The history of Saint Joseph’s Church and that of its predecessor, the Church of São José, both built on the same site, is inextricably linked with the Portuguese Mission. Father Francisco da Silva Pinto e Maia of Porto arrived from Goa in 1826 and founded the Mission in Singapore. When he died in 1850, he left his money and some land for the building of a small church. The church, which was called São José, was built by the priest who succeeded him from 1851 to 1853, to mainly serve the Portuguese and Eurasian Catholics in Singapore.
The present Saint Joseph’s Church was completed in 1912 and blessed by the then Bishop of Macau, João Paulino de Azevedo e Castro, who was the impetus behind this project.
The plan of the church was laid in the form of a Latin cross. The interior is a single large space roofed by a wooden barrel-vault instead of a gothic-style ceiling. Neither the nave nor the transepts have aisles. It is currently painted in white, with blue details, like the exterior. The west front has three towers: a central octagonal tower capped by a dome flanked by two smaller towers.
A significant segment of the Eurasian community in Singapore in the early days were baptised and married here. It was known as the “Eurasian Church”, with successive generations of families such as the de Costas, the d’Cottas, the de Souzas, the de Mellos, the Deskers, the Fernandezes, the Gomeses, the Josephs, the Pereiras, the Pintos, the Tessensohns and many more, among its parishioners.
What I appreciated about the church was the decorative Portuguese terracotta tiles that formed its floor.
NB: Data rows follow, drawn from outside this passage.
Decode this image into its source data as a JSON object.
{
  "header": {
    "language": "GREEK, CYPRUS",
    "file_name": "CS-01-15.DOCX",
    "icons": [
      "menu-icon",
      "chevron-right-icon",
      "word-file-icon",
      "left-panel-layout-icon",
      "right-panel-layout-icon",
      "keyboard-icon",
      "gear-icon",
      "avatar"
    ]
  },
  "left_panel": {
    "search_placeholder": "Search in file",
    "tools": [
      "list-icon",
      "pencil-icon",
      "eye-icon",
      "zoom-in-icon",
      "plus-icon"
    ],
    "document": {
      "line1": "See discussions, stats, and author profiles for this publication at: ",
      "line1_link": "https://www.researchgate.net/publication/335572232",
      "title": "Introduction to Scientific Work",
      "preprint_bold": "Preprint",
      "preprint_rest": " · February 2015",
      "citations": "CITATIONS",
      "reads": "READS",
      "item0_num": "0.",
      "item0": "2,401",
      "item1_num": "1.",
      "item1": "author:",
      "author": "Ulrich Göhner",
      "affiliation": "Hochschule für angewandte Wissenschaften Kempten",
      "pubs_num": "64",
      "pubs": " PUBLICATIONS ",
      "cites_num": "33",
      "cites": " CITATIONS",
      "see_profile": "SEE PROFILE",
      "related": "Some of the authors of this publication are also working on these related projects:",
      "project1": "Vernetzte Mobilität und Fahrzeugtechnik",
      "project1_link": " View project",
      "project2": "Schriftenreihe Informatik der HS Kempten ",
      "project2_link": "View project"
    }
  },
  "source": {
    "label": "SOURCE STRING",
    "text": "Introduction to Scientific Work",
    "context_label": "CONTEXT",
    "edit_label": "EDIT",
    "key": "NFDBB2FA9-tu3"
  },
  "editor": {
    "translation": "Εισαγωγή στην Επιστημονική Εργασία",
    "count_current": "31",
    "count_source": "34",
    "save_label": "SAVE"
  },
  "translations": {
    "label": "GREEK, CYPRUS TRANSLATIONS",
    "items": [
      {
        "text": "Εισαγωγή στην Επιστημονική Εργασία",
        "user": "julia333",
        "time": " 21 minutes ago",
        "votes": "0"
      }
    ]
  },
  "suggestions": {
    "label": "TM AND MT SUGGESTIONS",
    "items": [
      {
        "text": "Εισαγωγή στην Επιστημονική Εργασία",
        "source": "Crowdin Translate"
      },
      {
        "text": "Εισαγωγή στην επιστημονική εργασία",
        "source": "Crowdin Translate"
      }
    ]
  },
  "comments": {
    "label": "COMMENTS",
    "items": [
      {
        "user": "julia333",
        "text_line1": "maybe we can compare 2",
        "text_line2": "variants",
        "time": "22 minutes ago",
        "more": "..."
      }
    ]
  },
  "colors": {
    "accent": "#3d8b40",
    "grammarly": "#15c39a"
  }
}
The church has been closed for five years while it was fully renovated and recently reopened in June 2022. This panoramic image shows the newly restored church and the decorative floor tiles.
To maintain the Portuguese character of the church, the Bishop of Macau continued to post priests to the church until 31 December 1999, when the rector of the church, Father Benito de Sousa, ended his term and the Bishop of Macau had decided to stop sending missionaries to the church. So, the last link between Saint Joseph’s Church and the Portuguese Mission was severed.